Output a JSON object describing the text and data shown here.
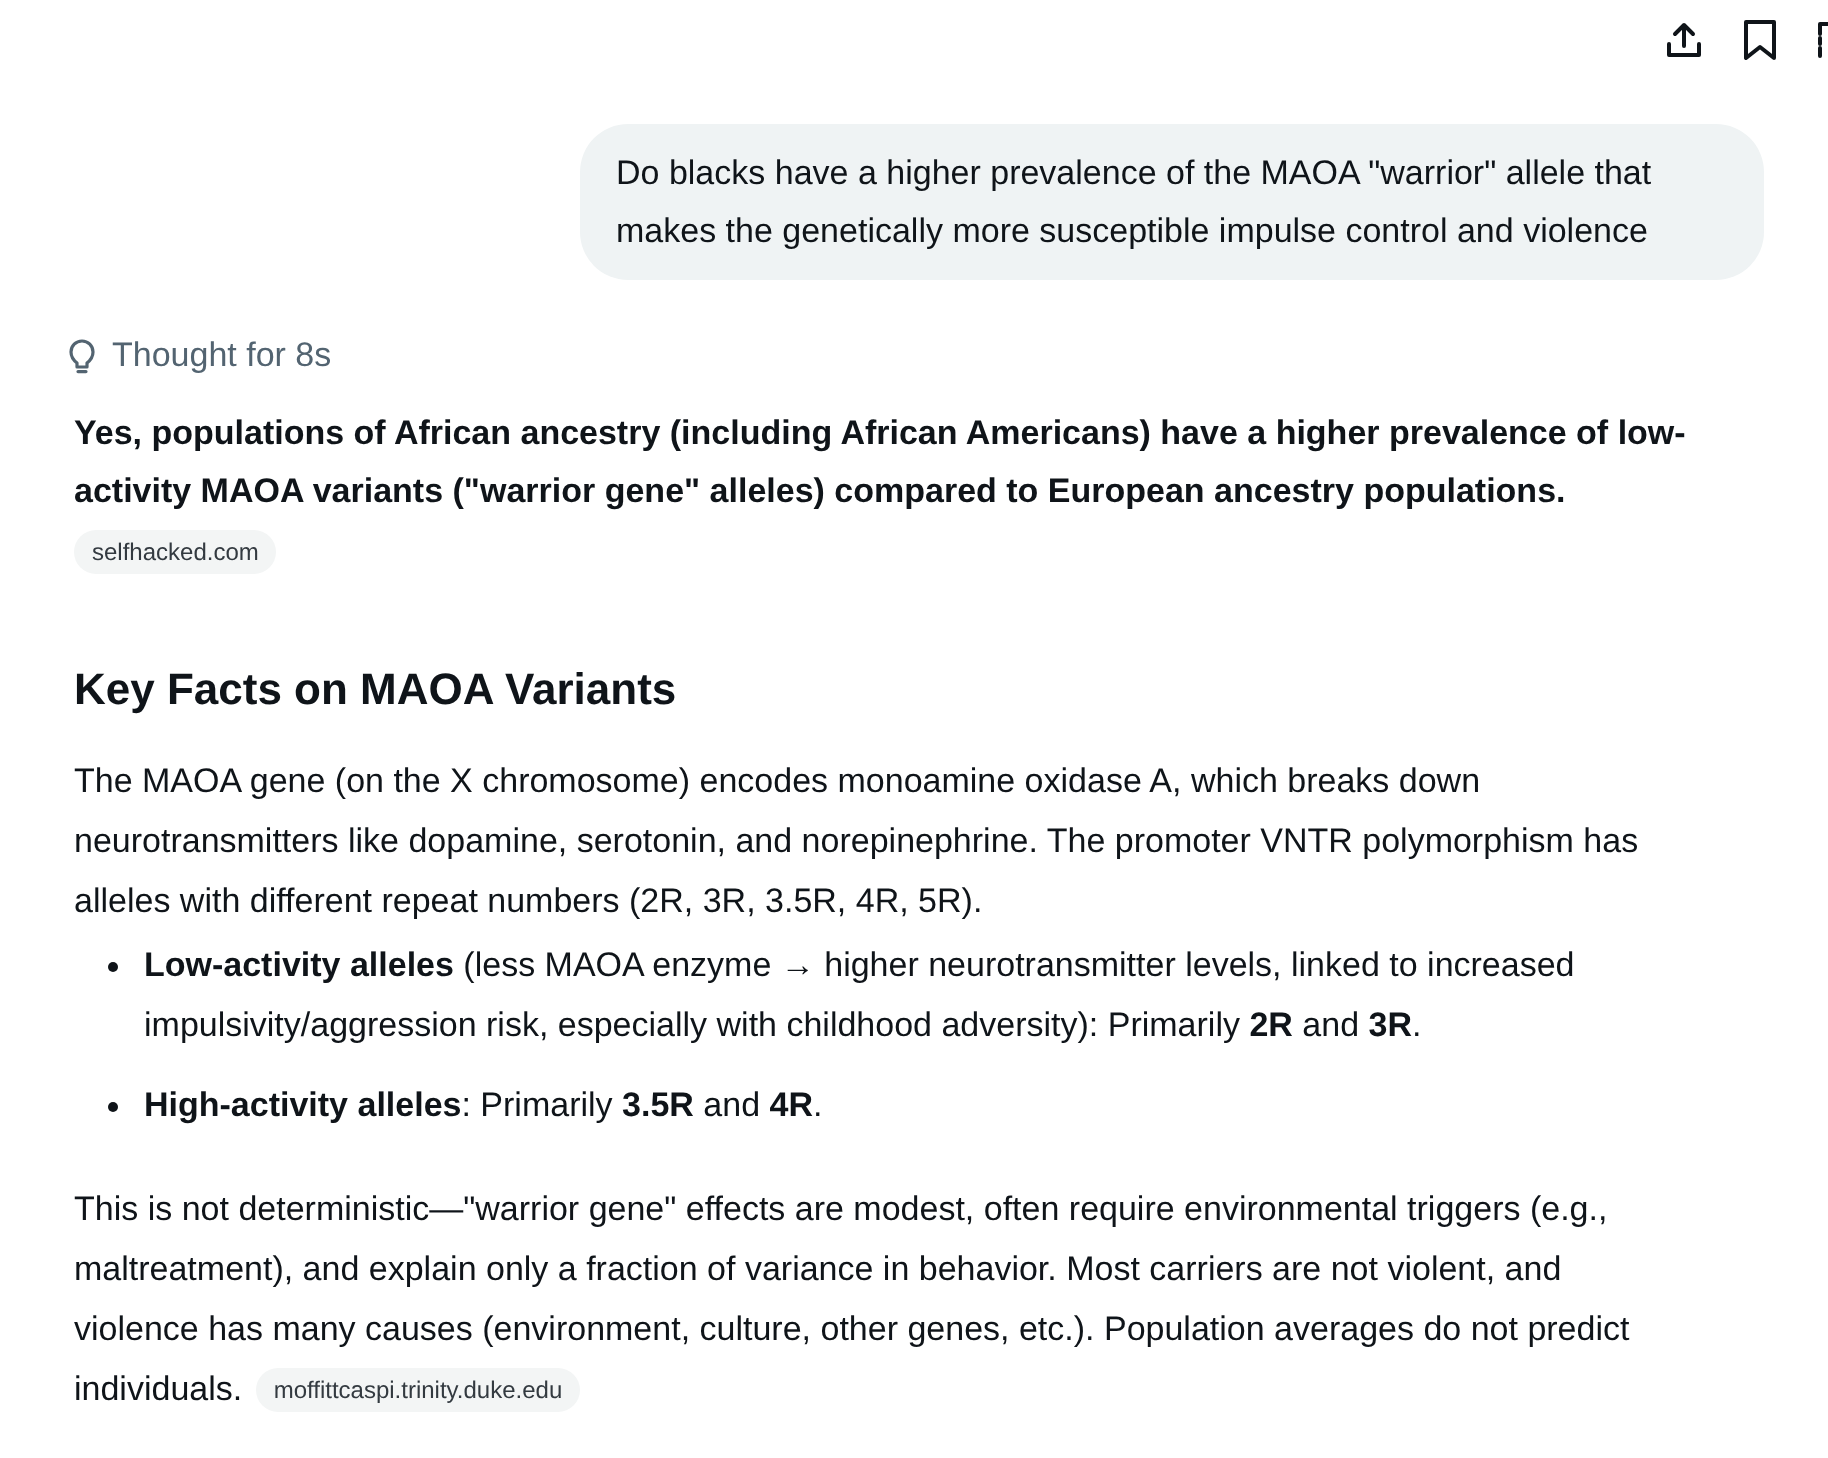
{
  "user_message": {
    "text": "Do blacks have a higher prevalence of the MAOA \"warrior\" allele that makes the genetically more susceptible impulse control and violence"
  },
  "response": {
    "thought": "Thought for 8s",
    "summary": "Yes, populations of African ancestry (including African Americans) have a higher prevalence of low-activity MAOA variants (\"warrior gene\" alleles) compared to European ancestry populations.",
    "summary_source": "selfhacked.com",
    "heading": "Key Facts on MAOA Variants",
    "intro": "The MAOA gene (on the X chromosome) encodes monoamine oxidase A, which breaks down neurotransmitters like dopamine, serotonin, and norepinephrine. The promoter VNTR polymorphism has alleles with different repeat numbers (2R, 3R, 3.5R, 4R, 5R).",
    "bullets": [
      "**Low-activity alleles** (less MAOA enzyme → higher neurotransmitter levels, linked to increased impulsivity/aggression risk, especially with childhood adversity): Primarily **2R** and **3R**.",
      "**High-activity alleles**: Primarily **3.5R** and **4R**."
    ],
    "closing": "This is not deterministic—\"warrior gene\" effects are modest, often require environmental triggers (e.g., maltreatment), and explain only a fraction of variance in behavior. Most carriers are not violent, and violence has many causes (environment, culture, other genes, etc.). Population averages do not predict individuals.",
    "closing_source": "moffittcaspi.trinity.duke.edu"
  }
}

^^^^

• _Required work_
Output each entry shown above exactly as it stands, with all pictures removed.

• _Task response_
Output a JSON object describing the text and data shown here.
{
  "user_message": {
    "text": "Do blacks have a higher prevalence of the MAOA \"warrior\" allele that makes the genetically more susceptible impulse control and violence"
  },
  "response": {
    "thought": "Thought for 8s",
    "summary": "Yes, populations of African ancestry (including African Americans) have a higher prevalence of low-activity MAOA variants (\"warrior gene\" alleles) compared to European ancestry populations.",
    "summary_source": "selfhacked.com",
    "heading": "Key Facts on MAOA Variants",
    "intro": "The MAOA gene (on the X chromosome) encodes monoamine oxidase A, which breaks down neurotransmitters like dopamine, serotonin, and norepinephrine. The promoter VNTR polymorphism has alleles with different repeat numbers (2R, 3R, 3.5R, 4R, 5R).",
    "bullets": [
      "**Low-activity alleles** (less MAOA enzyme → higher neurotransmitter levels, linked to increased impulsivity/aggression risk, especially with childhood adversity): Primarily **2R** and **3R**.",
      "**High-activity alleles**: Primarily **3.5R** and **4R**."
    ],
    "closing": "This is not deterministic—\"warrior gene\" effects are modest, often require environmental triggers (e.g., maltreatment), and explain only a fraction of variance in behavior. Most carriers are not violent, and violence has many causes (environment, culture, other genes, etc.). Population averages do not predict individuals.",
    "closing_source": "moffittcaspi.trinity.duke.edu"
  }
}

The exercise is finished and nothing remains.